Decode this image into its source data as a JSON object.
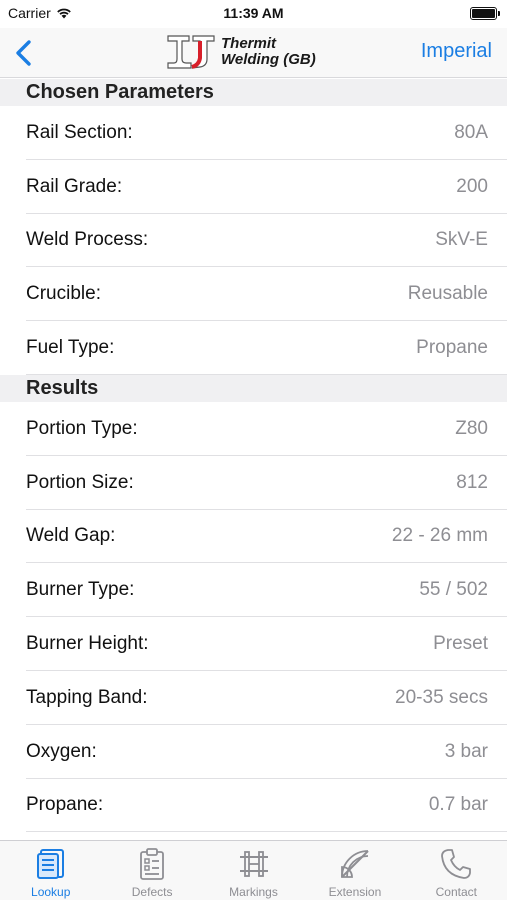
{
  "status_bar": {
    "carrier": "Carrier",
    "time": "11:39 AM"
  },
  "nav": {
    "logo_line1": "Thermit",
    "logo_line2": "Welding (GB)",
    "right_button": "Imperial"
  },
  "sections": [
    {
      "title": "Chosen Parameters",
      "rows": [
        {
          "label": "Rail Section:",
          "value": "80A"
        },
        {
          "label": "Rail Grade:",
          "value": "200"
        },
        {
          "label": "Weld Process:",
          "value": "SkV-E"
        },
        {
          "label": "Crucible:",
          "value": "Reusable"
        },
        {
          "label": "Fuel Type:",
          "value": "Propane"
        }
      ]
    },
    {
      "title": "Results",
      "rows": [
        {
          "label": "Portion Type:",
          "value": "Z80"
        },
        {
          "label": "Portion Size:",
          "value": "812"
        },
        {
          "label": "Weld Gap:",
          "value": "22 - 26 mm"
        },
        {
          "label": "Burner Type:",
          "value": "55 / 502"
        },
        {
          "label": "Burner Height:",
          "value": "Preset"
        },
        {
          "label": "Tapping Band:",
          "value": "20-35 secs"
        },
        {
          "label": "Oxygen:",
          "value": "3 bar"
        },
        {
          "label": "Propane:",
          "value": "0.7 bar"
        }
      ]
    }
  ],
  "tabs": [
    {
      "label": "Lookup",
      "icon": "lookup-icon",
      "active": true
    },
    {
      "label": "Defects",
      "icon": "defects-icon",
      "active": false
    },
    {
      "label": "Markings",
      "icon": "markings-icon",
      "active": false
    },
    {
      "label": "Extension",
      "icon": "extension-icon",
      "active": false
    },
    {
      "label": "Contact",
      "icon": "phone-icon",
      "active": false
    }
  ],
  "colors": {
    "accent": "#1b7ee3",
    "value_gray": "#8e8e93",
    "logo_red": "#d81f2a"
  }
}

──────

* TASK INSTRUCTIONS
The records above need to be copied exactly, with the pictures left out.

* SOLUTION FOR THIS TASK
Decode this image into its source data as a JSON object.
{
  "status_bar": {
    "carrier": "Carrier",
    "time": "11:39 AM"
  },
  "nav": {
    "logo_line1": "Thermit",
    "logo_line2": "Welding (GB)",
    "right_button": "Imperial"
  },
  "sections": [
    {
      "title": "Chosen Parameters",
      "rows": [
        {
          "label": "Rail Section:",
          "value": "80A"
        },
        {
          "label": "Rail Grade:",
          "value": "200"
        },
        {
          "label": "Weld Process:",
          "value": "SkV-E"
        },
        {
          "label": "Crucible:",
          "value": "Reusable"
        },
        {
          "label": "Fuel Type:",
          "value": "Propane"
        }
      ]
    },
    {
      "title": "Results",
      "rows": [
        {
          "label": "Portion Type:",
          "value": "Z80"
        },
        {
          "label": "Portion Size:",
          "value": "812"
        },
        {
          "label": "Weld Gap:",
          "value": "22 - 26 mm"
        },
        {
          "label": "Burner Type:",
          "value": "55 / 502"
        },
        {
          "label": "Burner Height:",
          "value": "Preset"
        },
        {
          "label": "Tapping Band:",
          "value": "20-35 secs"
        },
        {
          "label": "Oxygen:",
          "value": "3 bar"
        },
        {
          "label": "Propane:",
          "value": "0.7 bar"
        }
      ]
    }
  ],
  "tabs": [
    {
      "label": "Lookup",
      "icon": "lookup-icon",
      "active": true
    },
    {
      "label": "Defects",
      "icon": "defects-icon",
      "active": false
    },
    {
      "label": "Markings",
      "icon": "markings-icon",
      "active": false
    },
    {
      "label": "Extension",
      "icon": "extension-icon",
      "active": false
    },
    {
      "label": "Contact",
      "icon": "phone-icon",
      "active": false
    }
  ],
  "colors": {
    "accent": "#1b7ee3",
    "value_gray": "#8e8e93",
    "logo_red": "#d81f2a"
  }
}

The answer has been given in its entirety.